“We want to keep the COVID outside of the building,” said Avery. “To the extent of the vaccinations assisting that, we couldn’t be more happy that they’re coming down the pike. And we’re one of the first users. And as long as they clear all of the hurdles and our 360 degree view of the situation is positive we’ll implement it as soon as we can.”
The first problem is that among the first wave of vaccine recipients, there simply are not enough doses. There are over 180,000 in-patient hospital workers in Colorado. That is far more than the vaccines. Each week after the first doses, more will arrive. How much is not year clear.
“Really kind of like that question of chicken and egg in terms of the best way to approach this,” said Dr. Barron. “To be able to A) Get the pandemic under control and B) Ensure that we still health care workers to care for those that are getting sick.”
There are similar thoughts in the long-term care community.
“You know we’ve had this argument over the years, who’s more important the staff or the residents, it’s an argument that we’ll have forever.”
But he expects his staff and residents will get it the same day. As of yet, he has not heard from state health authorities on vaccines. But the plan is getting revised this week to pair long-term care residents and front-line medical workers in the first wave. It’s just not clear yet, how much vaccine there will be.

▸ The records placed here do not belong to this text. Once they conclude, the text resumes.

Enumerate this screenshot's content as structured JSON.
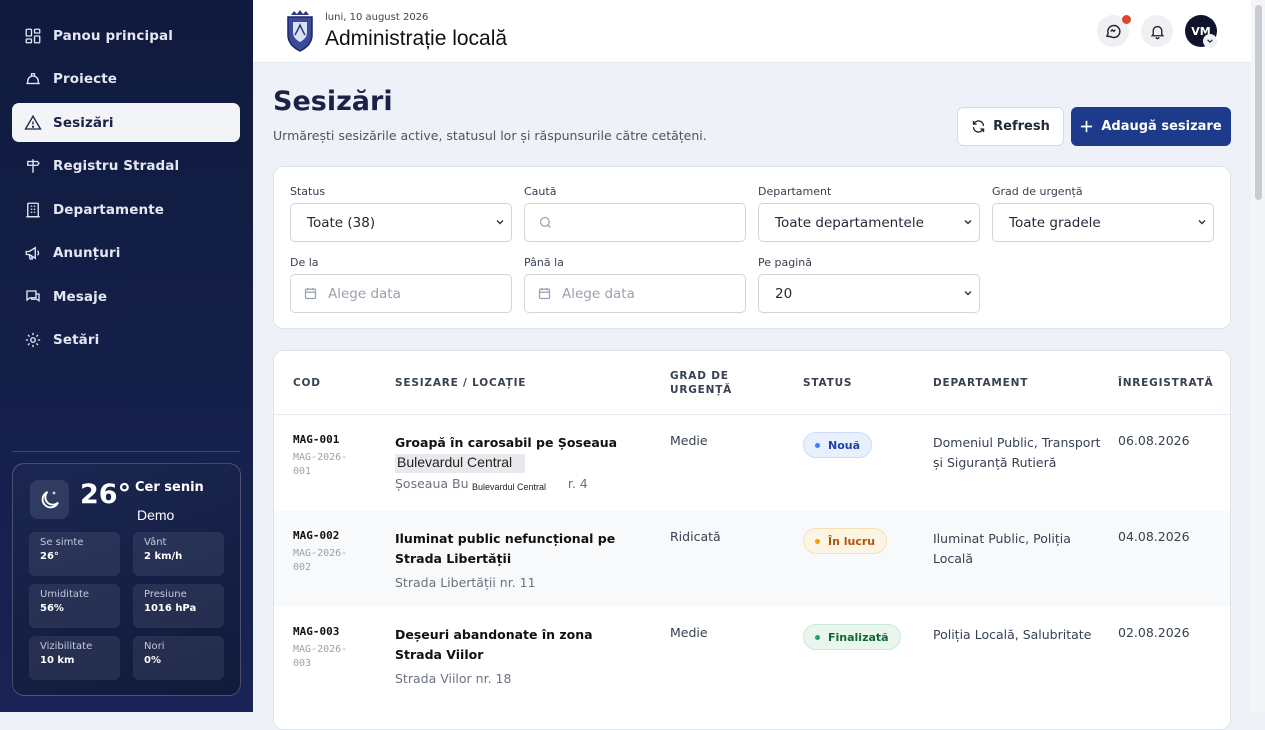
{
  "sidebar": {
    "items": [
      {
        "label": "Panou principal",
        "icon": "dashboard-icon"
      },
      {
        "label": "Proiecte",
        "icon": "helmet-icon"
      },
      {
        "label": "Sesizări",
        "icon": "warning-icon"
      },
      {
        "label": "Registru Stradal",
        "icon": "signpost-icon"
      },
      {
        "label": "Departamente",
        "icon": "building-icon"
      },
      {
        "label": "Anunțuri",
        "icon": "megaphone-icon"
      },
      {
        "label": "Mesaje",
        "icon": "chat-icon"
      },
      {
        "label": "Setări",
        "icon": "gear-icon"
      }
    ],
    "active": "Sesizări"
  },
  "weather": {
    "temp": "26°",
    "desc": "Cer senin",
    "location": "Demo",
    "cells": [
      {
        "label": "Se simte",
        "value": "26°"
      },
      {
        "label": "Vânt",
        "value": "2 km/h"
      },
      {
        "label": "Umiditate",
        "value": "56%"
      },
      {
        "label": "Presiune",
        "value": "1016 hPa"
      },
      {
        "label": "Vizibilitate",
        "value": "10 km"
      },
      {
        "label": "Nori",
        "value": "0%"
      }
    ]
  },
  "header": {
    "date": "luni, 10 august 2026",
    "title": "Administrație locală",
    "avatar": "VM"
  },
  "page": {
    "title": "Sesizări",
    "subtitle": "Urmărești sesizările active, statusul lor și răspunsurile către cetățeni.",
    "refresh_label": "Refresh",
    "add_label": "Adaugă sesizare"
  },
  "filters": {
    "status_label": "Status",
    "status_value": "Toate (38)",
    "search_label": "Caută",
    "search_placeholder": "",
    "department_label": "Departament",
    "department_value": "Toate departamentele",
    "urgency_label": "Grad de urgență",
    "urgency_value": "Toate gradele",
    "from_label": "De la",
    "from_placeholder": "Alege data",
    "to_label": "Până la",
    "to_placeholder": "Alege data",
    "perpage_label": "Pe pagină",
    "perpage_value": "20"
  },
  "table": {
    "headers": [
      "COD",
      "SESIZARE / LOCAȚIE",
      "GRAD DE URGENȚĂ",
      "STATUS",
      "DEPARTAMENT",
      "ÎNREGISTRATĂ"
    ],
    "rows": [
      {
        "code": "MAG-001",
        "code_full": "MAG-2026-001",
        "title": "Groapă în carosabil pe Șoseaua",
        "location": "Șoseaua Bu                         r. 4",
        "urgency": "Medie",
        "status": "Nouă",
        "status_color": "#3b82f6",
        "department": "Domeniul Public, Transport și Siguranță Rutieră",
        "date": "06.08.2026",
        "tooltip": "Bulevardul Central",
        "tooltip_small": "Bulevardul Central"
      },
      {
        "code": "MAG-002",
        "code_full": "MAG-2026-002",
        "title": "Iluminat public nefuncțional pe Strada Libertății",
        "location": "Strada Libertății nr. 11",
        "urgency": "Ridicată",
        "status": "În lucru",
        "status_color": "#f59e0b",
        "department": "Iluminat Public, Poliția Locală",
        "date": "04.08.2026"
      },
      {
        "code": "MAG-003",
        "code_full": "MAG-2026-003",
        "title": "Deșeuri abandonate în zona Strada Viilor",
        "location": "Strada Viilor nr. 18",
        "urgency": "Medie",
        "status": "Finalizată",
        "status_color": "#22a06b",
        "department": "Poliția Locală, Salubritate",
        "date": "02.08.2026"
      }
    ]
  }
}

“But we expect with our relationships with physician groups and hospital that they’re going to take the lead,” said Avery. “We’re going to look at their data, together we’re going to make a decision to start a vaccination, inoculation program. And the sooner the better frankly.”